Your instructions:
A faithful copy of all the data is required; pictures should not be included.

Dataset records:
* * * * *

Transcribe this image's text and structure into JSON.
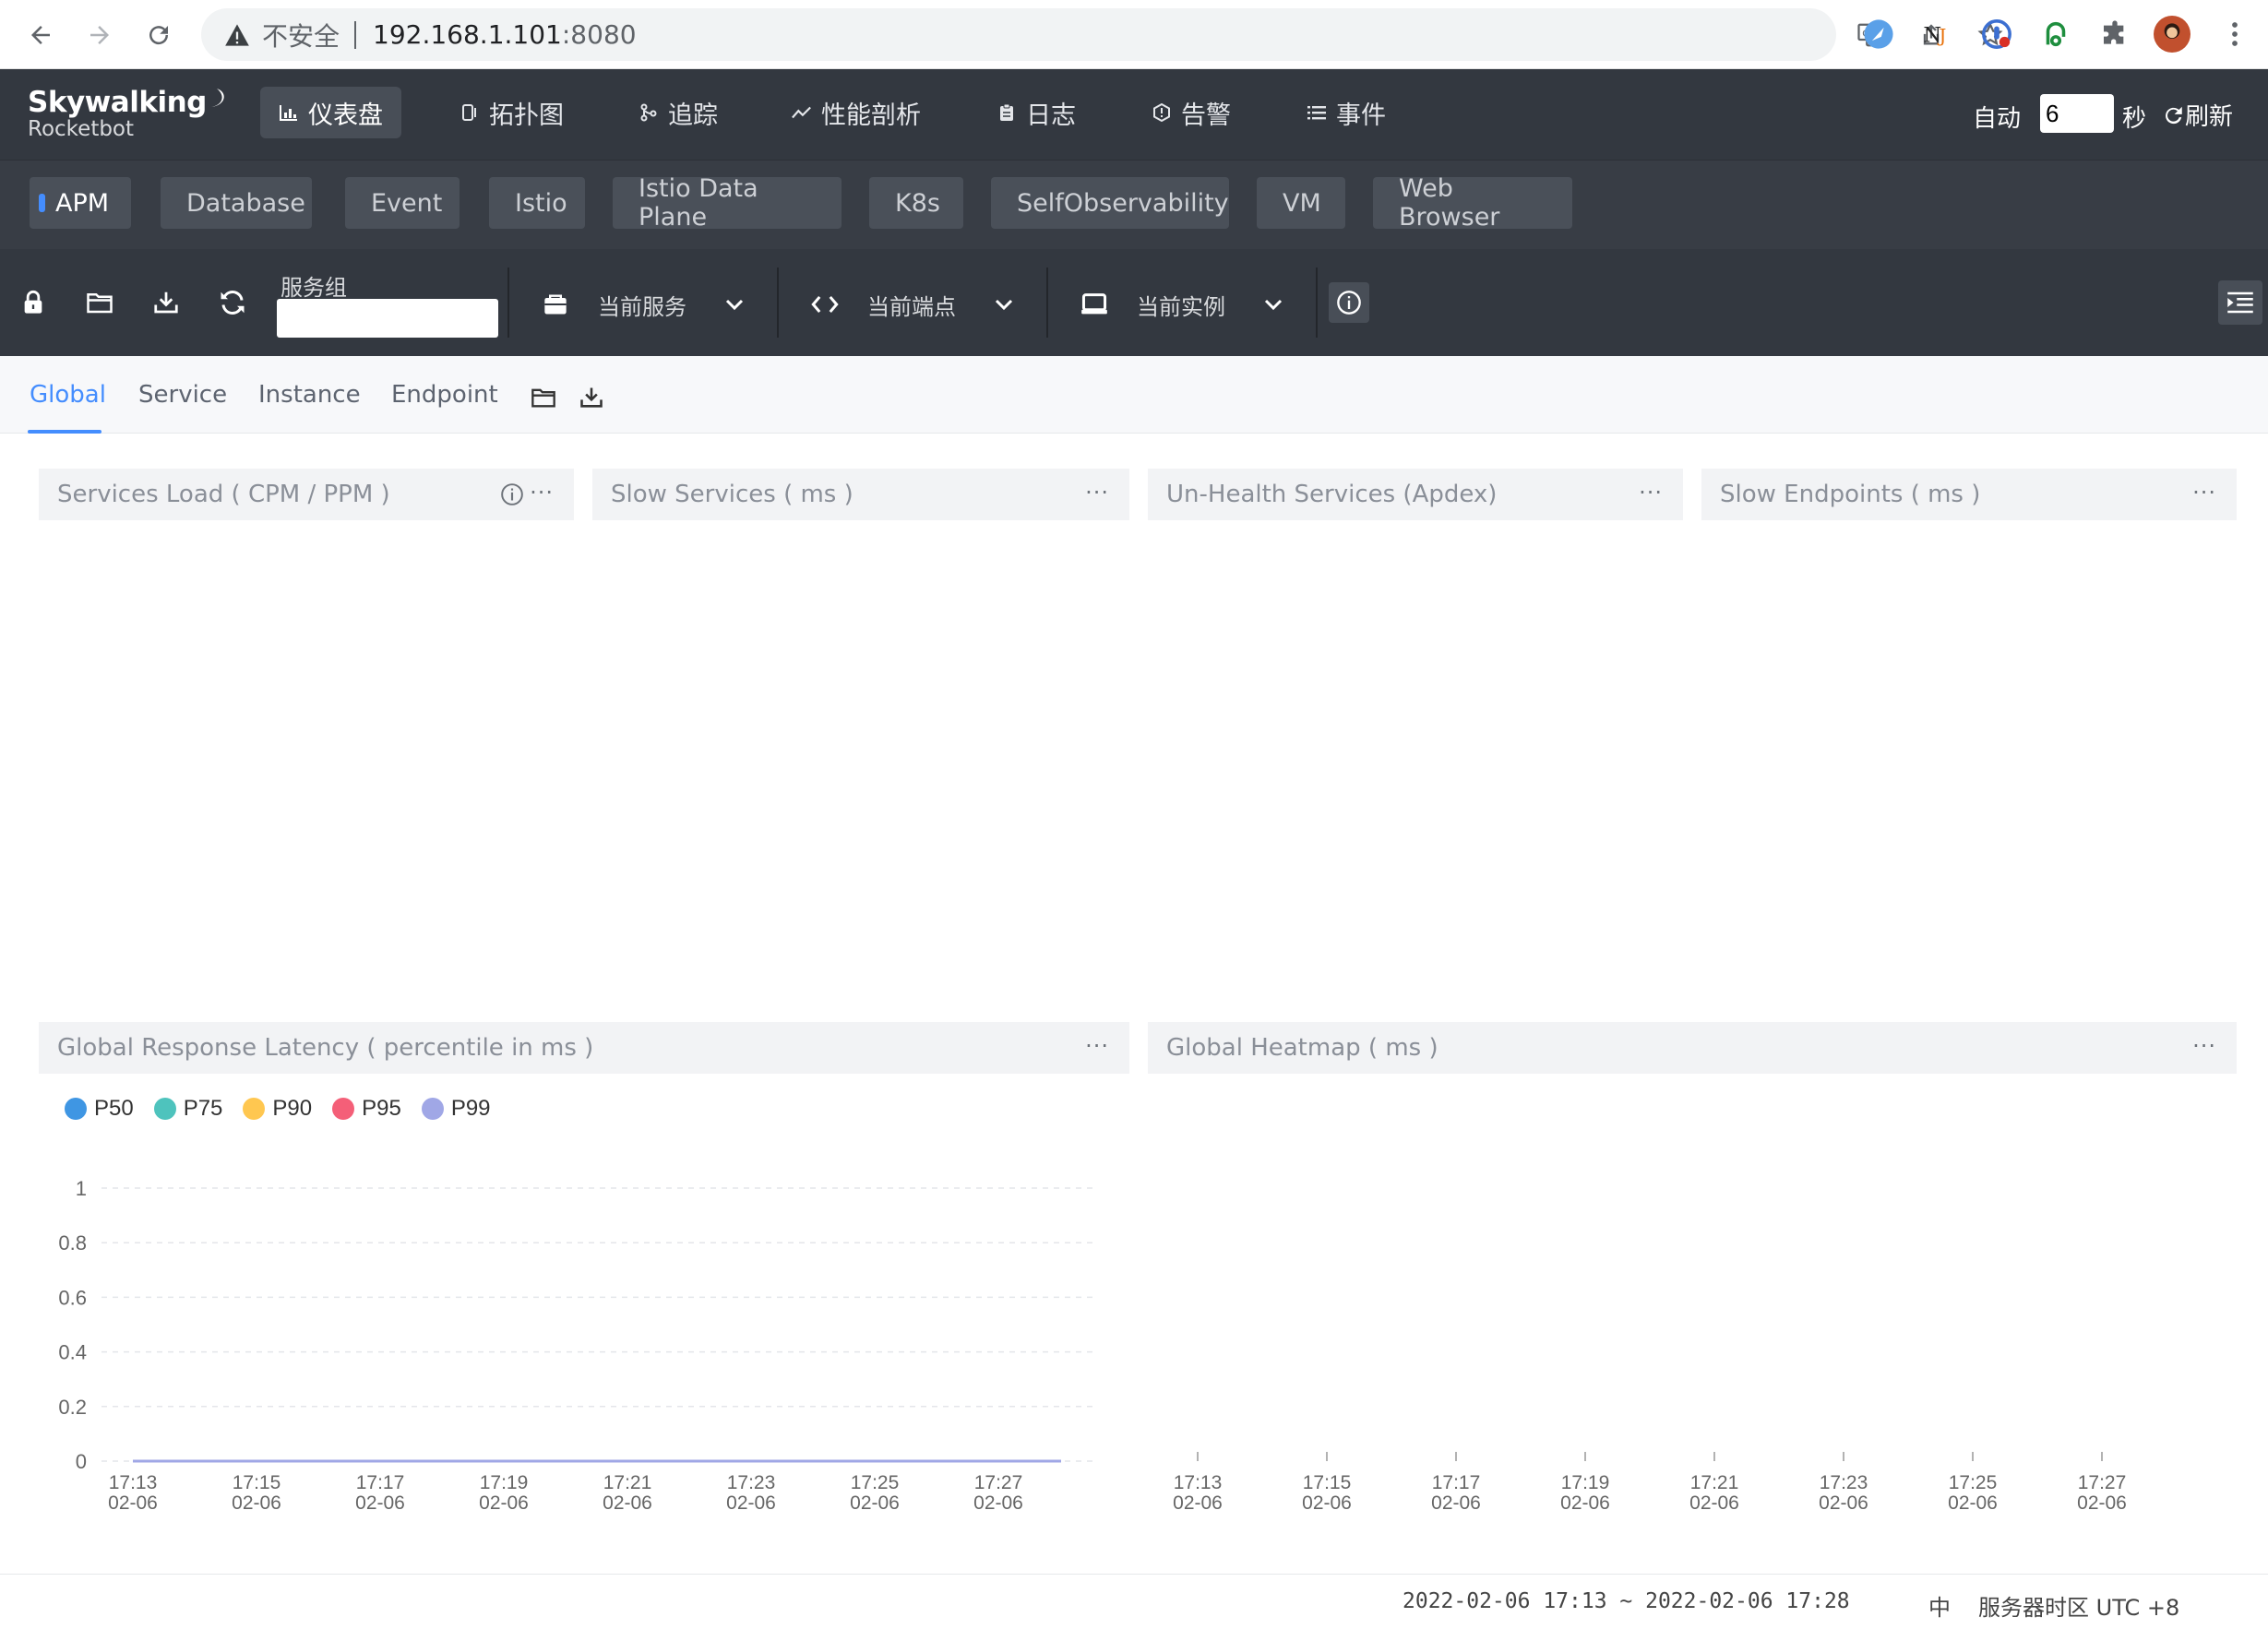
{
  "browser": {
    "insecure_label": "不安全",
    "url_host": "192.168.1.101",
    "url_port": ":8080"
  },
  "logo": {
    "line1": "Skywalking",
    "line2": "Rocketbot"
  },
  "nav": [
    {
      "label": "仪表盘",
      "icon": "dashboard-icon"
    },
    {
      "label": "拓扑图",
      "icon": "topology-icon"
    },
    {
      "label": "追踪",
      "icon": "trace-icon"
    },
    {
      "label": "性能剖析",
      "icon": "profile-icon"
    },
    {
      "label": "日志",
      "icon": "log-icon"
    },
    {
      "label": "告警",
      "icon": "alarm-icon"
    },
    {
      "label": "事件",
      "icon": "event-list-icon"
    }
  ],
  "auto": {
    "label": "自动",
    "value": "6",
    "unit": "秒",
    "refresh": "刷新"
  },
  "templates": [
    "APM",
    "Database",
    "Event",
    "Istio",
    "Istio Data Plane",
    "K8s",
    "SelfObservability",
    "VM",
    "Web Browser"
  ],
  "toolbar": {
    "service_group_label": "服务组",
    "current_service": "当前服务",
    "current_endpoint": "当前端点",
    "current_instance": "当前实例"
  },
  "subtabs": [
    "Global",
    "Service",
    "Instance",
    "Endpoint"
  ],
  "panels": {
    "services_load": "Services Load ( CPM / PPM )",
    "slow_services": "Slow Services ( ms )",
    "unhealth_services": "Un-Health Services (Apdex)",
    "slow_endpoints": "Slow Endpoints ( ms )",
    "latency": "Global Response Latency ( percentile in ms )",
    "heatmap": "Global Heatmap ( ms )",
    "more": "···"
  },
  "chart_data": [
    {
      "type": "line",
      "title": "Global Response Latency ( percentile in ms )",
      "categories": [
        "17:13\n02-06",
        "17:15\n02-06",
        "17:17\n02-06",
        "17:19\n02-06",
        "17:21\n02-06",
        "17:23\n02-06",
        "17:25\n02-06",
        "17:27\n02-06"
      ],
      "x_ticks_time": [
        "17:13",
        "17:15",
        "17:17",
        "17:19",
        "17:21",
        "17:23",
        "17:25",
        "17:27"
      ],
      "x_ticks_date": [
        "02-06",
        "02-06",
        "02-06",
        "02-06",
        "02-06",
        "02-06",
        "02-06",
        "02-06"
      ],
      "y_ticks": [
        "0",
        "0.2",
        "0.4",
        "0.6",
        "0.8",
        "1"
      ],
      "ylim": [
        0,
        1
      ],
      "grid": true,
      "legend_position": "top-left",
      "series": [
        {
          "name": "P50",
          "color": "#3f96e3",
          "values": [
            0,
            0,
            0,
            0,
            0,
            0,
            0,
            0,
            0,
            0,
            0,
            0,
            0,
            0,
            0,
            0
          ]
        },
        {
          "name": "P75",
          "color": "#4ec3bd",
          "values": [
            0,
            0,
            0,
            0,
            0,
            0,
            0,
            0,
            0,
            0,
            0,
            0,
            0,
            0,
            0,
            0
          ]
        },
        {
          "name": "P90",
          "color": "#ffc750",
          "values": [
            0,
            0,
            0,
            0,
            0,
            0,
            0,
            0,
            0,
            0,
            0,
            0,
            0,
            0,
            0,
            0
          ]
        },
        {
          "name": "P95",
          "color": "#f45f78",
          "values": [
            0,
            0,
            0,
            0,
            0,
            0,
            0,
            0,
            0,
            0,
            0,
            0,
            0,
            0,
            0,
            0
          ]
        },
        {
          "name": "P99",
          "color": "#a0a7e6",
          "values": [
            0,
            0,
            0,
            0,
            0,
            0,
            0,
            0,
            0,
            0,
            0,
            0,
            0,
            0,
            0,
            0
          ]
        }
      ]
    },
    {
      "type": "heatmap",
      "title": "Global Heatmap ( ms )",
      "x_ticks_time": [
        "17:13",
        "17:15",
        "17:17",
        "17:19",
        "17:21",
        "17:23",
        "17:25",
        "17:27"
      ],
      "x_ticks_date": [
        "02-06",
        "02-06",
        "02-06",
        "02-06",
        "02-06",
        "02-06",
        "02-06",
        "02-06"
      ],
      "values": []
    }
  ],
  "footer": {
    "time_range": "2022-02-06 17:13 ~ 2022-02-06 17:28",
    "lang": "中",
    "timezone": "服务器时区 UTC +8"
  }
}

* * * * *

Completed exercise:
Transcribe this image's text and structure into JSON.
{
  "browser": {
    "insecure_label": "不安全",
    "url_host": "192.168.1.101",
    "url_port": ":8080"
  },
  "logo": {
    "line1": "Skywalking",
    "line2": "Rocketbot"
  },
  "nav": [
    {
      "label": "仪表盘",
      "icon": "dashboard-icon"
    },
    {
      "label": "拓扑图",
      "icon": "topology-icon"
    },
    {
      "label": "追踪",
      "icon": "trace-icon"
    },
    {
      "label": "性能剖析",
      "icon": "profile-icon"
    },
    {
      "label": "日志",
      "icon": "log-icon"
    },
    {
      "label": "告警",
      "icon": "alarm-icon"
    },
    {
      "label": "事件",
      "icon": "event-list-icon"
    }
  ],
  "auto": {
    "label": "自动",
    "value": "6",
    "unit": "秒",
    "refresh": "刷新"
  },
  "templates": [
    "APM",
    "Database",
    "Event",
    "Istio",
    "Istio Data Plane",
    "K8s",
    "SelfObservability",
    "VM",
    "Web Browser"
  ],
  "toolbar": {
    "service_group_label": "服务组",
    "current_service": "当前服务",
    "current_endpoint": "当前端点",
    "current_instance": "当前实例"
  },
  "subtabs": [
    "Global",
    "Service",
    "Instance",
    "Endpoint"
  ],
  "panels": {
    "services_load": "Services Load ( CPM / PPM )",
    "slow_services": "Slow Services ( ms )",
    "unhealth_services": "Un-Health Services (Apdex)",
    "slow_endpoints": "Slow Endpoints ( ms )",
    "latency": "Global Response Latency ( percentile in ms )",
    "heatmap": "Global Heatmap ( ms )",
    "more": "···"
  },
  "chart_data": [
    {
      "type": "line",
      "title": "Global Response Latency ( percentile in ms )",
      "categories": [
        "17:13\n02-06",
        "17:15\n02-06",
        "17:17\n02-06",
        "17:19\n02-06",
        "17:21\n02-06",
        "17:23\n02-06",
        "17:25\n02-06",
        "17:27\n02-06"
      ],
      "x_ticks_time": [
        "17:13",
        "17:15",
        "17:17",
        "17:19",
        "17:21",
        "17:23",
        "17:25",
        "17:27"
      ],
      "x_ticks_date": [
        "02-06",
        "02-06",
        "02-06",
        "02-06",
        "02-06",
        "02-06",
        "02-06",
        "02-06"
      ],
      "y_ticks": [
        "0",
        "0.2",
        "0.4",
        "0.6",
        "0.8",
        "1"
      ],
      "ylim": [
        0,
        1
      ],
      "grid": true,
      "legend_position": "top-left",
      "series": [
        {
          "name": "P50",
          "color": "#3f96e3",
          "values": [
            0,
            0,
            0,
            0,
            0,
            0,
            0,
            0,
            0,
            0,
            0,
            0,
            0,
            0,
            0,
            0
          ]
        },
        {
          "name": "P75",
          "color": "#4ec3bd",
          "values": [
            0,
            0,
            0,
            0,
            0,
            0,
            0,
            0,
            0,
            0,
            0,
            0,
            0,
            0,
            0,
            0
          ]
        },
        {
          "name": "P90",
          "color": "#ffc750",
          "values": [
            0,
            0,
            0,
            0,
            0,
            0,
            0,
            0,
            0,
            0,
            0,
            0,
            0,
            0,
            0,
            0
          ]
        },
        {
          "name": "P95",
          "color": "#f45f78",
          "values": [
            0,
            0,
            0,
            0,
            0,
            0,
            0,
            0,
            0,
            0,
            0,
            0,
            0,
            0,
            0,
            0
          ]
        },
        {
          "name": "P99",
          "color": "#a0a7e6",
          "values": [
            0,
            0,
            0,
            0,
            0,
            0,
            0,
            0,
            0,
            0,
            0,
            0,
            0,
            0,
            0,
            0
          ]
        }
      ]
    },
    {
      "type": "heatmap",
      "title": "Global Heatmap ( ms )",
      "x_ticks_time": [
        "17:13",
        "17:15",
        "17:17",
        "17:19",
        "17:21",
        "17:23",
        "17:25",
        "17:27"
      ],
      "x_ticks_date": [
        "02-06",
        "02-06",
        "02-06",
        "02-06",
        "02-06",
        "02-06",
        "02-06",
        "02-06"
      ],
      "values": []
    }
  ],
  "footer": {
    "time_range": "2022-02-06 17:13 ~ 2022-02-06 17:28",
    "lang": "中",
    "timezone": "服务器时区 UTC +8"
  }
}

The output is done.